22 April 2024

The Psalms - Year of Prayer 2024

By Joey Belleza, PhD (Cantab.)

In the previous reflection, we considered the collects of the Roman Rite and how they are structured to express the four parts of prayer. Now, we can speak briefly about the Divine Office or Liturgy of the Hours. We can first note how the closing prayer of each hour is the same as the collect for the Mass of the day, such that the four parts of prayer often form an explicit aspect of the recitation of the Hours. However, we can go beyond the collects and think about the defining characteristic of the Hours: psalmody.

The recitation of the Psalms throughout the day (and the traditional practice of chanting all the psalms in a week) not only links us with the Jewish faith into which Christ, his Mother, and the Apostles were born; it moreover gets us thinking about why the Church continues to make the psalms a central part of her daily prayer. But whether we pray the Psalms according to the four-week cycle of the modern Liturgy of the Hours, or if we follow the ancient one-week cycle of the old Divine Office, it remains true that the Psalms govern the daily rhythm of the Church’s life. It is a timeless and in inexhaustible source of inspiration for all Christians. While countless books have already been written on this matter, here we can only make a brief indication.

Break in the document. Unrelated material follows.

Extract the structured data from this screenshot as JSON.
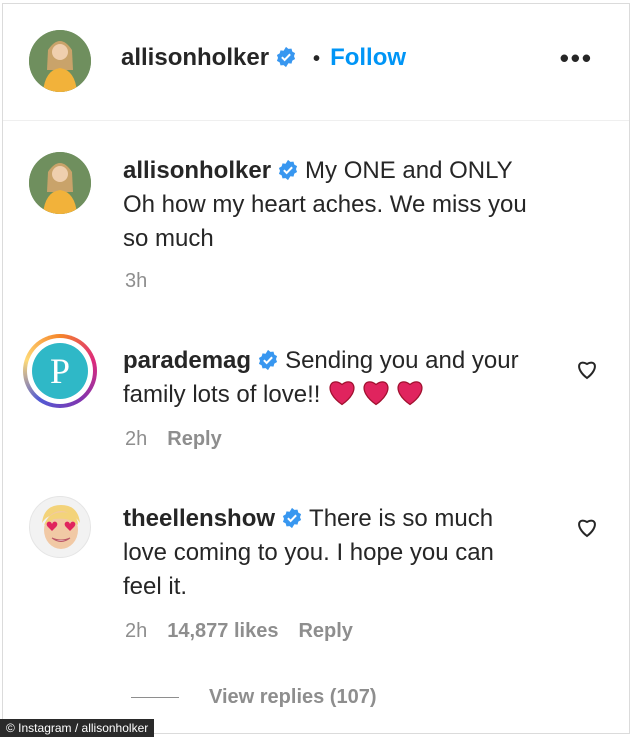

There is no human emotion that isn’t addressed by a psalm. From joy in victory, exaltation in God’s glory, gratitude, and praising the beauty of the natural world, to dejection in defeat, depression, abandonment, and rage, and the psalms run through the full spectrum of human affectivity. So central were the psalms to the daily life of Christ and the Apostles that they often cite the psalms to make a point. Upon seeing the Lord drive the moneychangers from the Temple, Saint Peter paraphrased Psalm 69: “Zeal for your house will consume me.” When the chief priests and scribes were indignant at the praises of children on Palm Sunday (who themselves were echoing the cries of “Hosannah” from Psalms 118 and 148), Christ rebuked them for not knowing the meaning of Psalm 8: “From the mouths of children and suckling babes you have ordained praise, on account of your adversaries, to silence the enemy and avenger.” Finally, on the cross, one of the Lord’s final words, “My God, my God, why have you forsaken me” comes from the beginning of Psalm 22 which, although beginning with a cry of dereliction, ends with a statement of invincible hope and confidence in God’s power.

In this Year of Prayer, let us rediscover the glory of the psalms, to which the Church returns week after week, month after month, to address the breadth of human experience as we encounter the joys and sorrows which mark our earthly life.

Click here to return to the Year of Prayer page.